Directions for this task
The records appear below. Repeat them exactly.

Items from an interface collection
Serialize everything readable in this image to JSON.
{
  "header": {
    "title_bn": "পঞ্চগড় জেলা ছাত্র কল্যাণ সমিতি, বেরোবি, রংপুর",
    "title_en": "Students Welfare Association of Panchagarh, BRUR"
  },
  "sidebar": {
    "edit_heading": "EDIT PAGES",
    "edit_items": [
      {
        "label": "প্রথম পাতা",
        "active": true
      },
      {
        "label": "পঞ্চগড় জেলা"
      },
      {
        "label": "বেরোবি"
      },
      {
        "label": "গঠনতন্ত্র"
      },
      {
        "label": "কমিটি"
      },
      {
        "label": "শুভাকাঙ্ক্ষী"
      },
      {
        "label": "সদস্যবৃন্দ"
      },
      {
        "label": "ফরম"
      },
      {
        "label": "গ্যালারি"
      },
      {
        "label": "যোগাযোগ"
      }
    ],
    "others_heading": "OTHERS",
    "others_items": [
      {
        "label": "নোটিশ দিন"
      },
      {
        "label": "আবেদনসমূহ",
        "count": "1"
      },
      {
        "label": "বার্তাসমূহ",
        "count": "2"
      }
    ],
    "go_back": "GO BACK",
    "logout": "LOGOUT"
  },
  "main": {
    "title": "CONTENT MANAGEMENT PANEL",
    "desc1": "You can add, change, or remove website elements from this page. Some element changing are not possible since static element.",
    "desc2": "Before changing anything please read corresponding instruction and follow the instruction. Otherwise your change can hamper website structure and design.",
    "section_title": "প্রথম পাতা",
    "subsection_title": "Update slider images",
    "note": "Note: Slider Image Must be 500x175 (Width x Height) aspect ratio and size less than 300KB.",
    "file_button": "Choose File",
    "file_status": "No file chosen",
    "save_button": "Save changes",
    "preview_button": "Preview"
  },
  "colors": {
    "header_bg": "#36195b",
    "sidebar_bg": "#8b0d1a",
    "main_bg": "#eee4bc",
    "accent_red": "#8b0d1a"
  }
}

Exercise solution
Serialize everything readable in this image to JSON.
{
  "header": {
    "title_bn": "পঞ্চগড় জেলা ছাত্র কল্যাণ সমিতি, বেরোবি, রংপুর",
    "title_en": "Students Welfare Association of Panchagarh, BRUR"
  },
  "sidebar": {
    "edit_heading": "EDIT PAGES",
    "edit_items": [
      {
        "label": "প্রথম পাতা",
        "active": true
      },
      {
        "label": "পঞ্চগড় জেলা"
      },
      {
        "label": "বেরোবি"
      },
      {
        "label": "গঠনতন্ত্র"
      },
      {
        "label": "কমিটি"
      },
      {
        "label": "শুভাকাঙ্ক্ষী"
      },
      {
        "label": "সদস্যবৃন্দ"
      },
      {
        "label": "ফরম"
      },
      {
        "label": "গ্যালারি"
      },
      {
        "label": "যোগাযোগ"
      }
    ],
    "others_heading": "OTHERS",
    "others_items": [
      {
        "label": "নোটিশ দিন"
      },
      {
        "label": "আবেদনসমূহ",
        "count": "1"
      },
      {
        "label": "বার্তাসমূহ",
        "count": "2"
      }
    ],
    "go_back": "GO BACK",
    "logout": "LOGOUT"
  },
  "main": {
    "title": "CONTENT MANAGEMENT PANEL",
    "desc1": "You can add, change, or remove website elements from this page. Some element changing are not possible since static element.",
    "desc2": "Before changing anything please read corresponding instruction and follow the instruction. Otherwise your change can hamper website structure and design.",
    "section_title": "প্রথম পাতা",
    "subsection_title": "Update slider images",
    "note": "Note: Slider Image Must be 500x175 (Width x Height) aspect ratio and size less than 300KB.",
    "file_button": "Choose File",
    "file_status": "No file chosen",
    "save_button": "Save changes",
    "preview_button": "Preview"
  },
  "colors": {
    "header_bg": "#36195b",
    "sidebar_bg": "#8b0d1a",
    "main_bg": "#eee4bc",
    "accent_red": "#8b0d1a"
  }
}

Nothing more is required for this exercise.